Most personal injury claims assert a theory of liability based on negligence. Parties alleging negligence must prove a duty, a breach of the duty, and causation to recover on their claims. To show causation, a plaintiff must set forth sufficient evidence to show that the harm sustained was a foreseeable result of any alleged breach. In Almeida v. Pinto, the Court of Appeals found that the tenuous connection between the injuries the plaintiff sustained and the defendant’s breach was insufficient to permit the plaintiff’s case to proceed. If you suffered injuries due to someone else’s negligence, you should consult a seasoned Massachusetts personal injury attorney to analyze the facts of your case and whether you should seek damages.

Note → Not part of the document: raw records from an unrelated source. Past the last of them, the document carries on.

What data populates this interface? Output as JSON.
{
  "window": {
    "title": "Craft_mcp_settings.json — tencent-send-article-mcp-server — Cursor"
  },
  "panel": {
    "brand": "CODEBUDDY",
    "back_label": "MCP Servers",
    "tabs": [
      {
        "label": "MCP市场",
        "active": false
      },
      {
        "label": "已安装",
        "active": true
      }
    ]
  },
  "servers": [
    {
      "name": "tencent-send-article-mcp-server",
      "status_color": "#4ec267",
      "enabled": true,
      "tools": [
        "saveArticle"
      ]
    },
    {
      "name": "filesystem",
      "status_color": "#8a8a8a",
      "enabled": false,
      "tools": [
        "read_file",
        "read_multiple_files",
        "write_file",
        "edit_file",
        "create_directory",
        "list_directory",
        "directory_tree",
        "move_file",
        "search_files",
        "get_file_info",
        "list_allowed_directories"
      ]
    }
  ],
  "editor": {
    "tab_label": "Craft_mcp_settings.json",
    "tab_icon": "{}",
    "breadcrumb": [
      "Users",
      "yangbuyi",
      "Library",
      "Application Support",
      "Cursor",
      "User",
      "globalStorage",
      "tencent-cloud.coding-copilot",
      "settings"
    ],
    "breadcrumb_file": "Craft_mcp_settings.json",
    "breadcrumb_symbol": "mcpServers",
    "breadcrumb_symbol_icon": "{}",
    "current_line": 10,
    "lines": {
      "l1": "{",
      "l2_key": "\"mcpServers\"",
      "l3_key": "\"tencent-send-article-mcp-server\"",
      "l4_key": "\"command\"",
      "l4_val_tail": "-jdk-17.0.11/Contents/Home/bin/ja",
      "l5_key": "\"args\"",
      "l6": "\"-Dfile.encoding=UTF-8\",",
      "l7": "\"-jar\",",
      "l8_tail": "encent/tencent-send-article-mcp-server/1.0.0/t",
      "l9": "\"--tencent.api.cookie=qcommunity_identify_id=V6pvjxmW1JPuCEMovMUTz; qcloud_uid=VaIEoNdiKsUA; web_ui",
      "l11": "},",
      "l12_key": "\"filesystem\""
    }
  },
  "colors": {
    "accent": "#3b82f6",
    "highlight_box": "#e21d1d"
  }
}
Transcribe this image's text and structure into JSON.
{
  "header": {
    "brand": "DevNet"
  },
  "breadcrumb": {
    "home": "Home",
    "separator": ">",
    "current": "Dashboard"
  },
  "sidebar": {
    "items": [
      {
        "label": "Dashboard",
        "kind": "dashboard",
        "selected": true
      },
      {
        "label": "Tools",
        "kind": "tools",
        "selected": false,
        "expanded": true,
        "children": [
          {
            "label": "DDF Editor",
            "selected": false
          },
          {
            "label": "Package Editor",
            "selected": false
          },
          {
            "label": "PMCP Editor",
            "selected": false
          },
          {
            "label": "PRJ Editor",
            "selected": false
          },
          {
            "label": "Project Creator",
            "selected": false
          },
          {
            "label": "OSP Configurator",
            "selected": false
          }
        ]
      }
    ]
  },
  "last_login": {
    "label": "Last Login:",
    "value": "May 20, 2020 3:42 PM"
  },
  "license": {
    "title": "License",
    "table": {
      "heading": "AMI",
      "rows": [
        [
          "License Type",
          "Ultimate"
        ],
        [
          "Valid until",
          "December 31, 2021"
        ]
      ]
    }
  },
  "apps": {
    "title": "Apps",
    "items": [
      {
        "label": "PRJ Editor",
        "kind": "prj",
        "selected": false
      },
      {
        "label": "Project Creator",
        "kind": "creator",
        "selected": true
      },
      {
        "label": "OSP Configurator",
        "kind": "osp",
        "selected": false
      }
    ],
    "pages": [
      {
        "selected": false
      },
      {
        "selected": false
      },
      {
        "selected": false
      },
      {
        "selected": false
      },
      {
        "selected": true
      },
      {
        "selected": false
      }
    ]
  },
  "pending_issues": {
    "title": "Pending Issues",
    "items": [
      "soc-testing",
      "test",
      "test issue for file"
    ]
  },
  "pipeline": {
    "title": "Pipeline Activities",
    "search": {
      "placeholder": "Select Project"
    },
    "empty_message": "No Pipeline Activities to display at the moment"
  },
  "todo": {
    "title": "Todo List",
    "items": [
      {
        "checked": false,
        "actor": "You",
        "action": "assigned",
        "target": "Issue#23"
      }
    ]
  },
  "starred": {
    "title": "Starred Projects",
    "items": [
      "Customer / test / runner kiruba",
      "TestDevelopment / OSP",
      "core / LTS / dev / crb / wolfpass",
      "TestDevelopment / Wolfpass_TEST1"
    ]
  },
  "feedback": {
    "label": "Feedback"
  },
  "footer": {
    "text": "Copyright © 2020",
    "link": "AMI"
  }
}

Allegedly the defendants hired a contractor to install vinyl siding on the second and third floor of their residence. The defendants paid the contractor $200.00 which was the price suggested by the contractor. The contractor began the installation without a helmet, harness, or any other safety equipment. He fell from a ladder and struck his head and ultimately passed away from his injuries. The plaintiff, who was the administrator of the contractor’s estate, subsequently filed a lawsuit against the defendants, alleging their negligence led to the contractor’s death. The defendants moved for summary judgment, and the court granted the motion. The plaintiff appealed, and the appellate court affirmed.